Former Met police officer Adam Pugh was responsible for the wording, which was a nod to 1977 Battle of Lewisham, and told HuffPost UK at the time: “It’s the new symbol of gentrification in Lewisham; it popped up in Peckham Rye last month and I’m seeing the way that white people are latching onto that image as a means of promoting respectable Blackness.”
On that note, Hutchinson said: “The artist [Stanhope] reached out to me to let me know about the mural. He then asked me, when it was defaced, to perhaps put a message out there.
“I told him if you put yourself in the position of Black people, what we’ve been through and are going through, I don’t think putting a mural up in a predominantly Black neighbourhood like that was going to help.
“Okay so you put it up and tomorrow we watch another Black man killed on the news? It’s not what people need to see on a daily basis.
“People get it, it was done, it was a good, kind act but people don’t need to walk past it everyday on their way to work.
“The fact that the mural got defaced didn’t surprise me at all and I said that to the artist. I was not offended in any shape or form. I understand the sentiment but you’ve got to look at the bigger picture. Black people have been mistreated for hundreds of years so you can’t really paint that in a Black neighbourhood and expect nothing to happen to it.”
The past six months have been utterly life-changing for Hutchinson and he is using this new-found fame to advocate for positive change.
Alongside his friends, the activist has set up a charity, United to Change and Inspire (UCI), to fight racial inequalities. He has also written a book, co-authored by a young poet, Sophia Thakur, titled Everyone Versus Racism: A Letter to My Children.
“Through UCI we’re going to be working grassroots within the community for the community, we’re gonna be tackling education, mental health, wellbeing and reform, youth development,” he explained.
“As well as doing that we want to be a part of policy change, speaking to ministers, working with the Metropolitan police and we hope to be the glue in between communities and decision makers, working with the Met. There are things happening the background at the moment. Once the cameras are off those are the things I’ll be championing.”
Hutchinson also plans to work with pupil referral units which, to use his words, “seem to be overrun with Black children”, to help improve youth prospects therein.
Britain saw the largest civil rights movement in its history as a result of the Black Lives Matter protests this summer. Does the Londoner feel society is truly at the cusp of a new dawn?
“I definitely think it feels different. The murder of George Floyd was the worst thing I’ve ever seen – when I watched it, I cried,” said the father-of-four.
“There have been so many Black people who have murdered at the hands of the police but this incident was the straw that broke the camels back. It was an ‘enough is enough’ moment.
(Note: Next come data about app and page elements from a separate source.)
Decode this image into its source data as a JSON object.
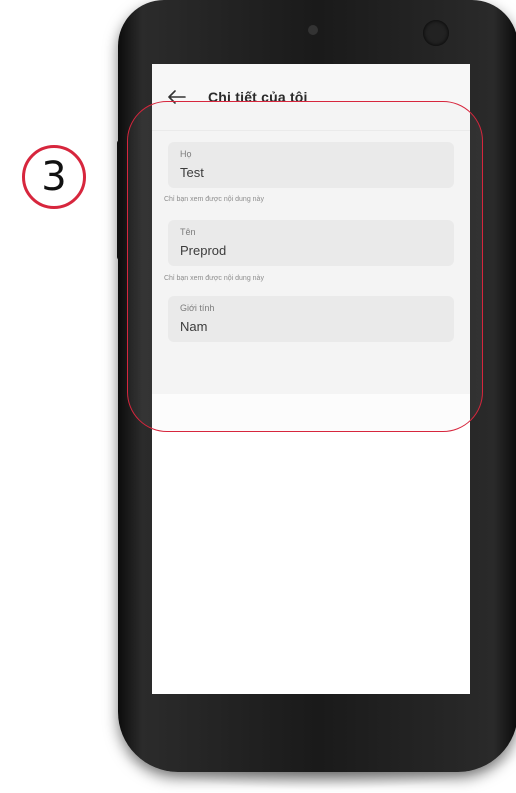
{
  "step": {
    "number": "3"
  },
  "header": {
    "title": "Chi tiết của tôi",
    "back_icon": "arrow-left-icon"
  },
  "fields": [
    {
      "label": "Họ",
      "value": "Test",
      "helper": "Chỉ bạn xem được nội dung này"
    },
    {
      "label": "Tên",
      "value": "Preprod",
      "helper": "Chỉ bạn xem được nội dung này"
    },
    {
      "label": "Giới tính",
      "value": "Nam"
    }
  ],
  "colors": {
    "highlight": "#d7263d",
    "field_bg": "#ececec",
    "screen_bg": "#f7f7f7"
  }
}
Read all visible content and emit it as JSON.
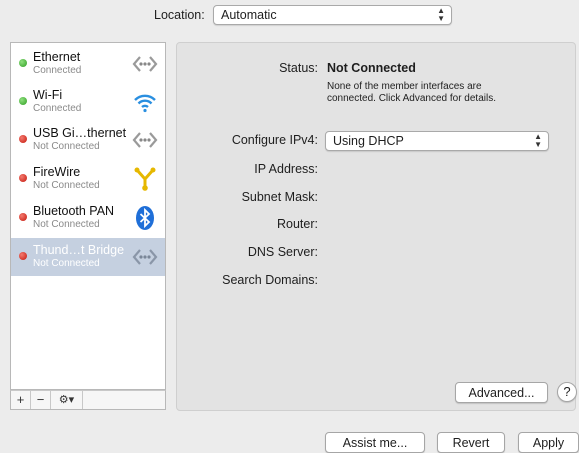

It sent shockwaves around the world.
“I think it’s gonna take time and I honestly believe that the younger generation, my grandchildren, will be the beneficiaries of the stuff we’re doing now which is why we’ve got to keep the struggle going.”
Hutchinson, who has four grandchildren, continued: “That’s why people mustn’t come with this attitude of ‘nothing is ever going to change’ because it may not be us who see it but I think our youngsters will. Think about it: when you go back in history, things have changed so much since then. Time does move on and things do improve.
“And educating the younger generation is probably the biggest key of all – the thing is systemic racism, unconscious bias, are part of society. We need to change this mindset of everybody from a young age.”